Eighties Ocean Pacific Ad featuring Tom Curren: Sagas of Shred

Before we start, I’d like to make one thing clear: this might be a free country, but Shred Sledz is a blog that will not tolerate any slander of Tom Curren whatsoever. This is non-negotiable.

That said…I’d like to know who at OP in the Eighties thought it would be a good idea to cast Curren as a would-be heartthrob for these advertisements. Again, in case the previous paragraph wasn’t clear, the blame is being laid squarely at the feet of the once-ubiquitous surf brand, and not with the most stylish regular foot of all time.

But this is marketing malpractice! Why is the picture of Curren gazing off into the distance approximately eight times the size of him ripping on a signature Channel Islands Al Merrick stick?

And while I’d like to be outraged by the Ocean Pacific ad featured above…at the end of the day, I can’t bring myself to truly dislike it, no matter how ridiculous the photoshoot might be. In fact, if anyone knows where I could find a version of the shirt Curren is rocking in the ad, I’d definitely be interested (though I don’t think I’m capable of actually pulling it off).

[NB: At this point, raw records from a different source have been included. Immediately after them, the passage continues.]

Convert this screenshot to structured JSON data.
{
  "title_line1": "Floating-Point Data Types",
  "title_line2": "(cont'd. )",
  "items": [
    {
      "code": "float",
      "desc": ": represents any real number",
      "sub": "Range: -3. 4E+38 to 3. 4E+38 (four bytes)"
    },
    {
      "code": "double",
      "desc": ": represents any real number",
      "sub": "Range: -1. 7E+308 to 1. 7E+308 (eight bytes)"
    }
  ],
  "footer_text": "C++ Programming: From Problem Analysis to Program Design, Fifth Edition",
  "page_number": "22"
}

As a palate cleanser, please enjoy Tom Curren’s first-ever wave he rode at Jeffreys Bay. Curren famously refused to visit South Africa for years, due to his objections to Apartheid. This footage was shot by the legendary Sonny Miller. Fast forward to the 1:43 mark to see some truly virtuoso level surfing:

As always, thank you for reading, and check back next Thursday for more Sagas of Shred.